|CV-63||Kitty Hawk||1961||Kitty Hawk–class supercarrier, lead ship||Decommissioned 12 May 2009. In reserve until 2015, docked at NISMF, Bremerton, WA|
|CV-64||Constellation||1961||Kitty Hawk–class supercarrier||Decommissioned 6 August 2003. Awaiting disposal, docked at NISMF, Bremerton, WA|
|CVN-65||Enterprise||1961||Enterprise-class supercarrier, lead ship||Inactive 1 December 2012. Decommission 15 March 2013 (scheduled).
Awaiting defueling, docked at Naval Station Norfolk, Norfolk, VA.
Slated for disposal
|CV-66||America||1965||Kitty Hawk–class supercarrier||Decommissioned 9 August 1996. Scuttled in 2005 as a live-fire test platform|
|CV-67||John F. Kennedy||1968||Kennedy-class supercarrier, lead ship||Decommissioned 1 August 2007. On donation hold, docked at NISMF, Philadelphia, PA.|
|CVN-68||Nimitz||1975||Nimitz-class supercarrier, lead ship||Active; Homeport: Naval Station Everett, Everett, Washington|
|CVN-69||Dwight D. Eisenhower||1977||Nimitz-class supercarrier||Active; Homeport: Naval Station Norfolk, Norfolk, Virginia|
|CVN-70||Carl Vinson||1981||Nimitz-class supercarrier||Active; Homeport: Naval Air Station North Island, San Diego, California|
|CVN-71||Theodore Roosevelt||1986||Nimitz-class supercarrier||Active; Homeport: Naval Station Norfolk, Norfolk, Virginia|
|CVN-72||Abraham Lincoln||1989||Nimitz-class supercarrier||Active; Homeport: Naval Station Norfolk, Norfolk, Virginia|
|CVN-73||George Washington||1992||Nimitz-class supercarrier||Active; Homeport: Yokosuka Naval Base, Yokosuka, Japan|
|CVN-74||John C. Stennis||1995||Nimitz-class supercarrier||Active; Homeport: Naval Base Kitsap, Bremerton, Washington|
|CVN-75||Harry S. Truman||1998||Nimitz-class supercarrier||Active; Homeport: Naval Station Norfolk, Norfolk, Virginia|
|CVN-76||Ronald Reagan||2003||Nimitz-class supercarrier||Active; Homeport: Naval Base Kitsap: Bremerton|
|CVN-77||George H.W. Bush||2009||Nimitz-class supercarrier||Active; Homeport: Naval Station Norfolk, Norfolk, Virginia|
|CVN-78||Gerald R. Ford||2015||Ford-class supercarrier, lead ship||Keel laid; Newport News Shipbuilding, Newport News, Virginia|
|CVN-79||John F. Kennedy||~2020||Ford-class supercarrier||First steel cut; Newport News Shipbuilding, Newport News, Virginia|
|CVN-80||Enterprise||~2025||Ford-class supercarrier||Planned; Newport News Shipbuilding, Newport News, Virginia|
The United States now cannot afford to accomplish the USS Lincoln overhaul and refueling.
The aircraft carrier USS Abraham Lincoln (CVN 72) refueling complex overhaul (RCOH) will not start due to a lack of funding, the Navy said Feb. 8.
Lincoln was expected to move to Newport News shipyard next week to begin the overhaul.
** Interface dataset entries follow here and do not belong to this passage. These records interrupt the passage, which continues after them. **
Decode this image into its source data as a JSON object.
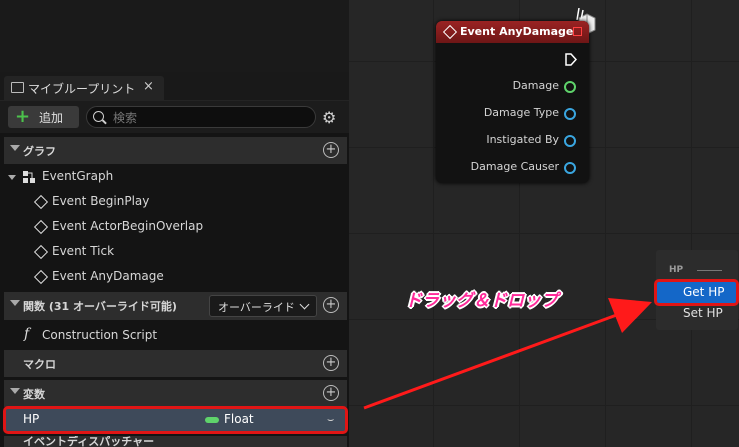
{
  "window": {
    "tab_title": "マイブループリント",
    "tab_close": "×"
  },
  "toolbar": {
    "add_label": "追加",
    "search_placeholder": "検索"
  },
  "sections": {
    "graph": "グラフ",
    "functions": "関数 (31 オーバーライド可能)",
    "override_dropdown": "オーバーライド",
    "macros": "マクロ",
    "variables": "変数",
    "dispatchers": "イベントディスパッチャー"
  },
  "tree": {
    "event_graph": "EventGraph",
    "events": [
      "Event BeginPlay",
      "Event ActorBeginOverlap",
      "Event Tick",
      "Event AnyDamage"
    ],
    "construction_script": "Construction Script"
  },
  "variable": {
    "name": "HP",
    "type": "Float",
    "type_color": "#5fd36b"
  },
  "node": {
    "title": "Event AnyDamage",
    "header_color": "#8a1c1c",
    "pins": [
      {
        "label": "Damage",
        "color": "#5fd36b"
      },
      {
        "label": "Damage Type",
        "color": "#3aa6e0"
      },
      {
        "label": "Instigated By",
        "color": "#3aa6e0"
      },
      {
        "label": "Damage Causer",
        "color": "#3aa6e0"
      }
    ]
  },
  "context_menu": {
    "category": "HP",
    "items": [
      "Get HP",
      "Set HP"
    ]
  },
  "annotation": {
    "text": "ドラッグ＆ドロップ",
    "color": "#ff2a9a",
    "arrow_color": "#ff1a1a"
  },
  "icons": [
    "book-icon",
    "plus-icon",
    "search-icon",
    "gear-icon",
    "event-graph-icon",
    "event-diamond-icon",
    "function-icon",
    "exec-pin-icon",
    "pin-icon"
  ]
}
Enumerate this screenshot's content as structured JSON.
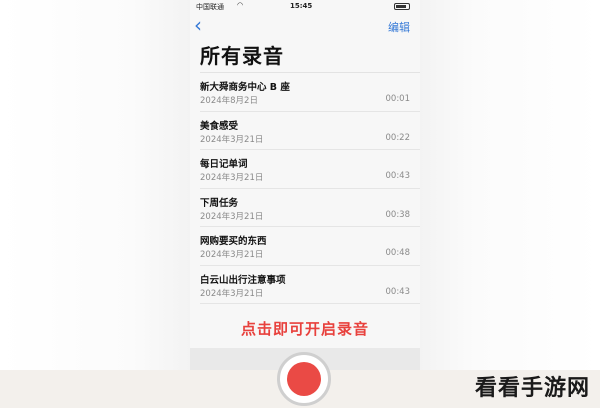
{
  "status_bar": {
    "carrier": "中国联通",
    "time": "15:45"
  },
  "nav": {
    "back_icon": "‹",
    "edit_label": "编辑"
  },
  "page_title": "所有录音",
  "recordings": [
    {
      "name": "新大舜商务中心 B 座",
      "date": "2024年8月2日",
      "duration": "00:01"
    },
    {
      "name": "美食感受",
      "date": "2024年3月21日",
      "duration": "00:22"
    },
    {
      "name": "每日记单词",
      "date": "2024年3月21日",
      "duration": "00:43"
    },
    {
      "name": "下周任务",
      "date": "2024年3月21日",
      "duration": "00:38"
    },
    {
      "name": "网购要买的东西",
      "date": "2024年3月21日",
      "duration": "00:48"
    },
    {
      "name": "白云山出行注意事项",
      "date": "2024年3月21日",
      "duration": "00:43"
    }
  ],
  "overlay_hint": "点击即可开启录音",
  "watermark": "看看手游网",
  "colors": {
    "accent": "#3478d6",
    "record": "#ea4a45",
    "hint": "#e8413d"
  }
}
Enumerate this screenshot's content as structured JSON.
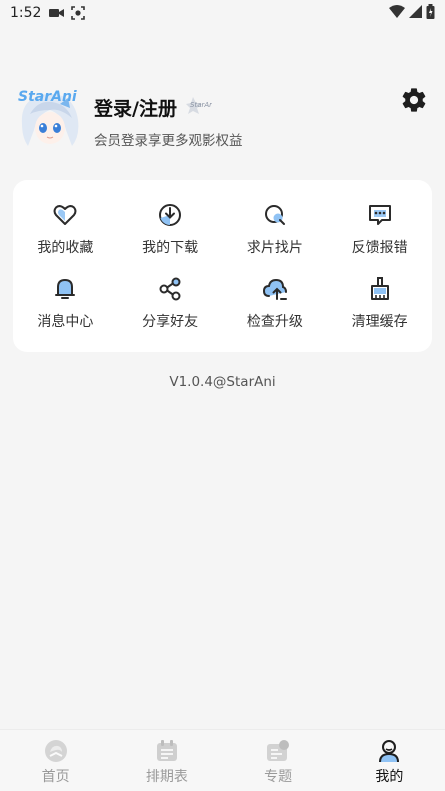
{
  "status_bar": {
    "time": "1:52",
    "icons": [
      "video-camera-icon",
      "screenshot-icon",
      "wifi-icon",
      "signal-icon",
      "battery-icon"
    ]
  },
  "profile": {
    "title": "登录/注册",
    "subtitle": "会员登录享更多观影权益",
    "avatar_logo_text": "StarAni",
    "settings_icon": "gear-icon"
  },
  "menu": {
    "items": [
      {
        "label": "我的收藏",
        "icon": "heart-icon"
      },
      {
        "label": "我的下载",
        "icon": "download-icon"
      },
      {
        "label": "求片找片",
        "icon": "search-film-icon"
      },
      {
        "label": "反馈报错",
        "icon": "feedback-icon"
      },
      {
        "label": "消息中心",
        "icon": "bell-icon"
      },
      {
        "label": "分享好友",
        "icon": "share-icon"
      },
      {
        "label": "检查升级",
        "icon": "cloud-upload-icon"
      },
      {
        "label": "清理缓存",
        "icon": "broom-icon"
      }
    ]
  },
  "version": "V1.0.4@StarAni",
  "bottom_nav": {
    "items": [
      {
        "label": "首页",
        "icon": "home-icon",
        "active": false
      },
      {
        "label": "排期表",
        "icon": "calendar-icon",
        "active": false
      },
      {
        "label": "专题",
        "icon": "topic-icon",
        "active": false
      },
      {
        "label": "我的",
        "icon": "profile-icon",
        "active": true
      }
    ]
  },
  "colors": {
    "accent": "#8fc2f4",
    "icon_stroke": "#2b2b2b",
    "background": "#f5f5f5",
    "card": "#ffffff"
  }
}
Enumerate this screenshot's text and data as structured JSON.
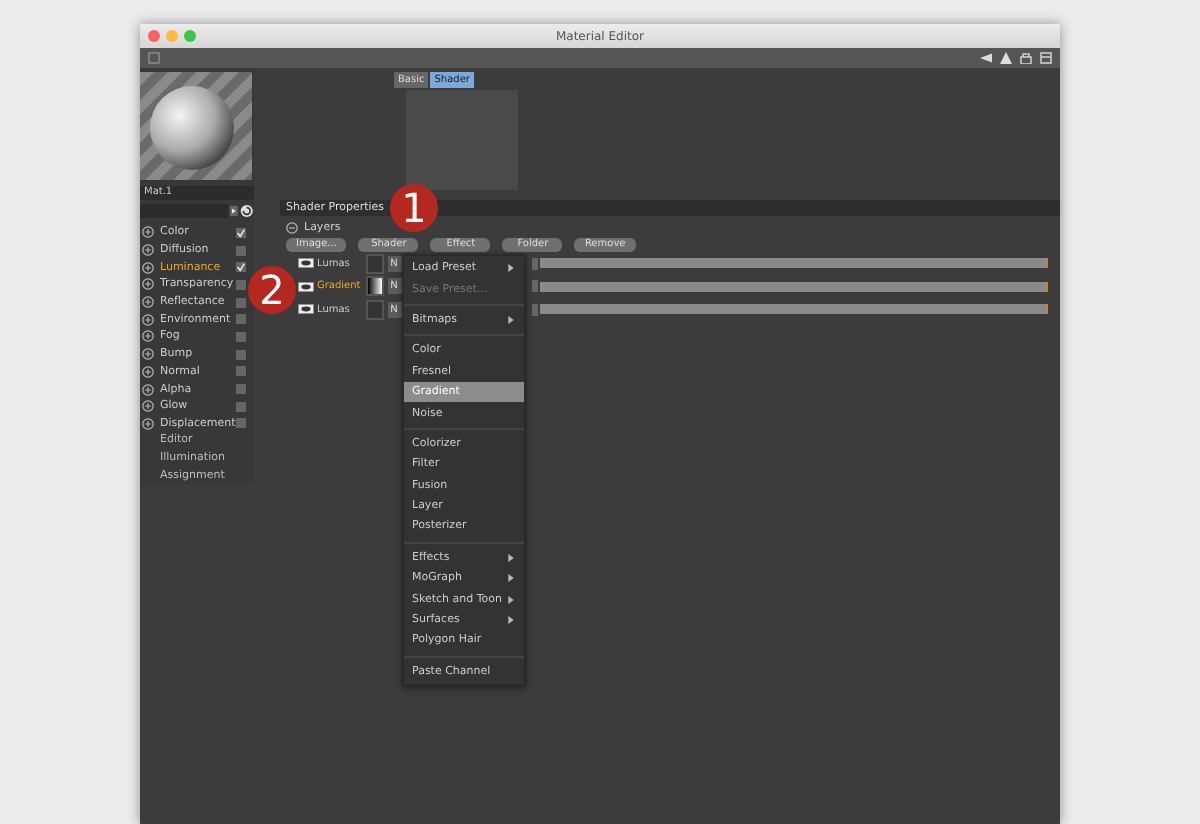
{
  "window": {
    "title": "Material Editor"
  },
  "material": {
    "name": "Mat.1"
  },
  "channels": [
    {
      "label": "Color",
      "selected": false,
      "checked": true
    },
    {
      "label": "Diffusion",
      "selected": false,
      "checked": false
    },
    {
      "label": "Luminance",
      "selected": true,
      "checked": true
    },
    {
      "label": "Transparency",
      "selected": false,
      "checked": false
    },
    {
      "label": "Reflectance",
      "selected": false,
      "checked": false
    },
    {
      "label": "Environment",
      "selected": false,
      "checked": false
    },
    {
      "label": "Fog",
      "selected": false,
      "checked": false
    },
    {
      "label": "Bump",
      "selected": false,
      "checked": false
    },
    {
      "label": "Normal",
      "selected": false,
      "checked": false
    },
    {
      "label": "Alpha",
      "selected": false,
      "checked": false
    },
    {
      "label": "Glow",
      "selected": false,
      "checked": false
    },
    {
      "label": "Displacement",
      "selected": false,
      "checked": false
    }
  ],
  "pages": [
    "Editor",
    "Illumination",
    "Assignment"
  ],
  "tabs": [
    {
      "label": "Basic",
      "selected": false
    },
    {
      "label": "Shader",
      "selected": true
    }
  ],
  "section": {
    "title": "Shader Properties",
    "group": "Layers"
  },
  "buttons": [
    "Image...",
    "Shader",
    "Effect",
    "Folder",
    "Remove"
  ],
  "layers": [
    {
      "name": "Lumas",
      "selected": false,
      "swatch": false,
      "mode": "N",
      "level": 1
    },
    {
      "name": "Gradient",
      "selected": true,
      "swatch": true,
      "mode": "N",
      "level": 1
    },
    {
      "name": "Lumas",
      "selected": false,
      "swatch": false,
      "mode": "N",
      "level": 1
    }
  ],
  "menu": [
    [
      {
        "label": "Load Preset",
        "submenu": true,
        "disabled": false,
        "selected": false
      },
      {
        "label": "Save Preset...",
        "submenu": false,
        "disabled": true,
        "selected": false
      }
    ],
    [
      {
        "label": "Bitmaps",
        "submenu": true,
        "disabled": false,
        "selected": false
      }
    ],
    [
      {
        "label": "Color",
        "submenu": false,
        "disabled": false,
        "selected": false
      },
      {
        "label": "Fresnel",
        "submenu": false,
        "disabled": false,
        "selected": false
      },
      {
        "label": "Gradient",
        "submenu": false,
        "disabled": false,
        "selected": true
      },
      {
        "label": "Noise",
        "submenu": false,
        "disabled": false,
        "selected": false
      }
    ],
    [
      {
        "label": "Colorizer",
        "submenu": false,
        "disabled": false,
        "selected": false
      },
      {
        "label": "Filter",
        "submenu": false,
        "disabled": false,
        "selected": false
      },
      {
        "label": "Fusion",
        "submenu": false,
        "disabled": false,
        "selected": false
      },
      {
        "label": "Layer",
        "submenu": false,
        "disabled": false,
        "selected": false
      },
      {
        "label": "Posterizer",
        "submenu": false,
        "disabled": false,
        "selected": false
      }
    ],
    [
      {
        "label": "Effects",
        "submenu": true,
        "disabled": false,
        "selected": false
      },
      {
        "label": "MoGraph",
        "submenu": true,
        "disabled": false,
        "selected": false
      },
      {
        "label": "Sketch and Toon",
        "submenu": true,
        "disabled": false,
        "selected": false
      },
      {
        "label": "Surfaces",
        "submenu": true,
        "disabled": false,
        "selected": false
      },
      {
        "label": "Polygon Hair",
        "submenu": false,
        "disabled": false,
        "selected": false
      }
    ],
    [
      {
        "label": "Paste Channel",
        "submenu": false,
        "disabled": false,
        "selected": false
      }
    ]
  ],
  "callouts": [
    "1",
    "2"
  ]
}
However, as a result of the fiscal constraints resulting from the ongoing continuing resolution (CR), the contract for the refueling complex overhaul (RCOH) has not been issued to Huntington Ingalls Industries, Inc.
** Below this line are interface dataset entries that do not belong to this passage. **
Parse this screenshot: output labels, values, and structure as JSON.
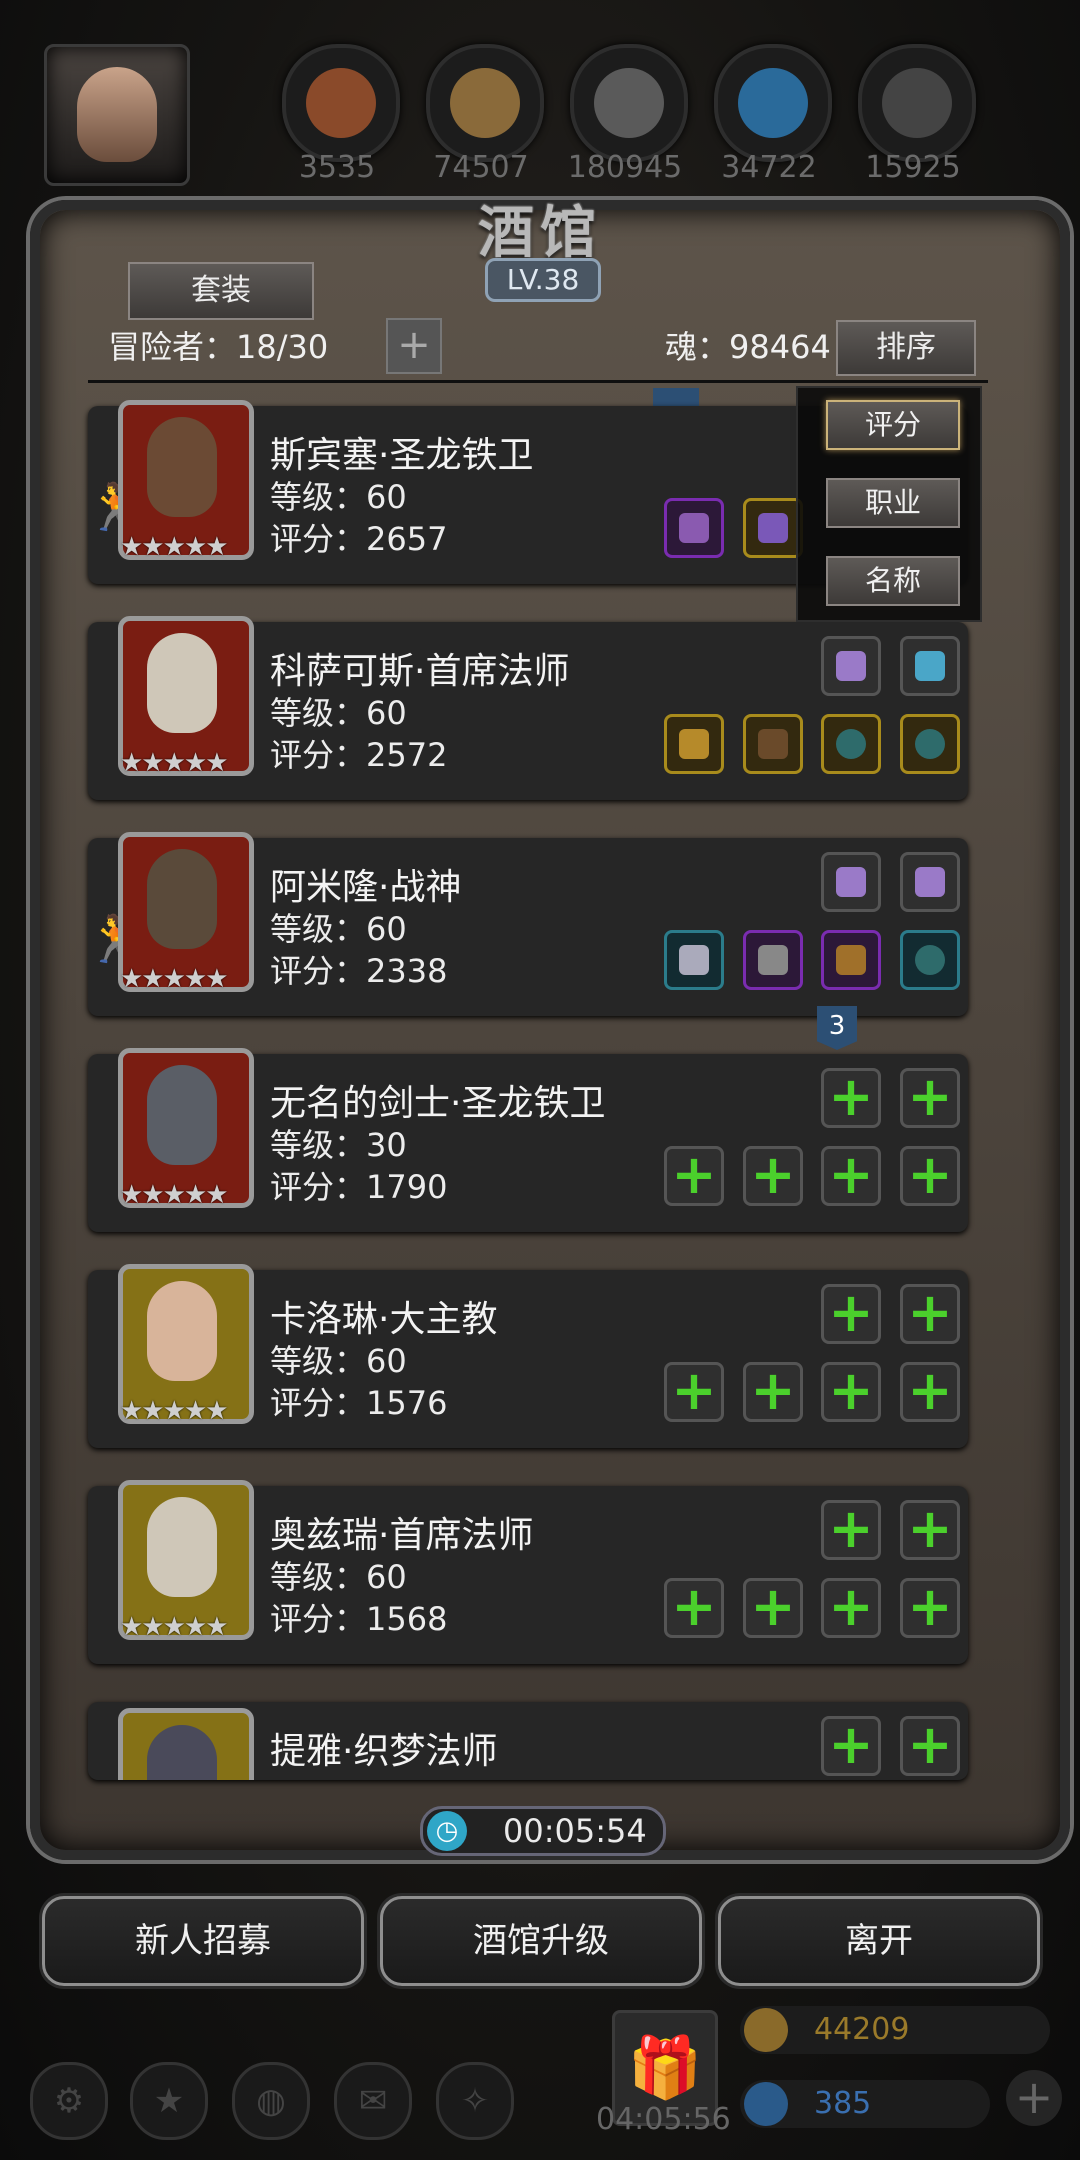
{
  "resources": [
    "3535",
    "74507",
    "180945",
    "34722",
    "15925"
  ],
  "tavern": {
    "title": "酒馆",
    "level": "LV.38"
  },
  "toolbar": {
    "set_label": "套装",
    "adventurers": "冒险者：18/30",
    "soul": "魂：98464",
    "sort_label": "排序"
  },
  "sort_menu": [
    "评分",
    "职业",
    "名称"
  ],
  "heroes": [
    {
      "name": "斯宾塞·圣龙铁卫",
      "level": "等级：60",
      "score": "评分：2657"
    },
    {
      "name": "科萨可斯·首席法师",
      "level": "等级：60",
      "score": "评分：2572"
    },
    {
      "name": "阿米隆·战神",
      "level": "等级：60",
      "score": "评分：2338"
    },
    {
      "name": "无名的剑士·圣龙铁卫",
      "level": "等级：30",
      "score": "评分：1790"
    },
    {
      "name": "卡洛琳·大主教",
      "level": "等级：60",
      "score": "评分：1576"
    },
    {
      "name": "奥兹瑞·首席法师",
      "level": "等级：60",
      "score": "评分：1568"
    },
    {
      "name": "提雅·织梦法师",
      "level": "",
      "score": ""
    }
  ],
  "stars": "★★★★★",
  "badge": "3",
  "timer": "00:05:54",
  "buttons": {
    "recruit": "新人招募",
    "upgrade": "酒馆升级",
    "leave": "离开"
  },
  "hud": {
    "gift_timer": "04:05:56",
    "gold": "44209",
    "gems": "385"
  },
  "colors": {
    "accent_green": "#4bd02c",
    "gold_text": "#d9a43a",
    "gem_text": "#3f7fd6"
  }
}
Lincoln will remain pierside at Naval Station Norfolk until sufficient funding is received to start the execution of the RCOH. In the meantime, the ship’s Sailors continue to conduct maintenance.
In their 50 year life spans, one RCOH is scheduled for the midpoint of an aircraft carrier’s service life. Lincoln was commissioned 23 years ago Nov. 11, 1989.
The impact of postponing CVN 72’s RCOH is three-fold:
* the time scheduled for the RCOH will have to be lengthened because the overhaul won’t begin when it was expected,
* delayed redelivery of Lincoln to the fleet,
* and impacts to industry (takes away money/jobs and can delay subsequent scheduled availabilities).
Cancelling or delaying maintenance creates a significant backlog of deferred maintenance and affects future year schedules and costs, as well as future readiness. The delay in Lincoln’s RCOH will affect other carrier work. Because of the short time available between sequential dockings, the delay will also result in day-for-day impacts to the defueling of the recently inactivated Enterprise (CVN 65) and the start of USS George Washington’s (CVN 73) RCOH.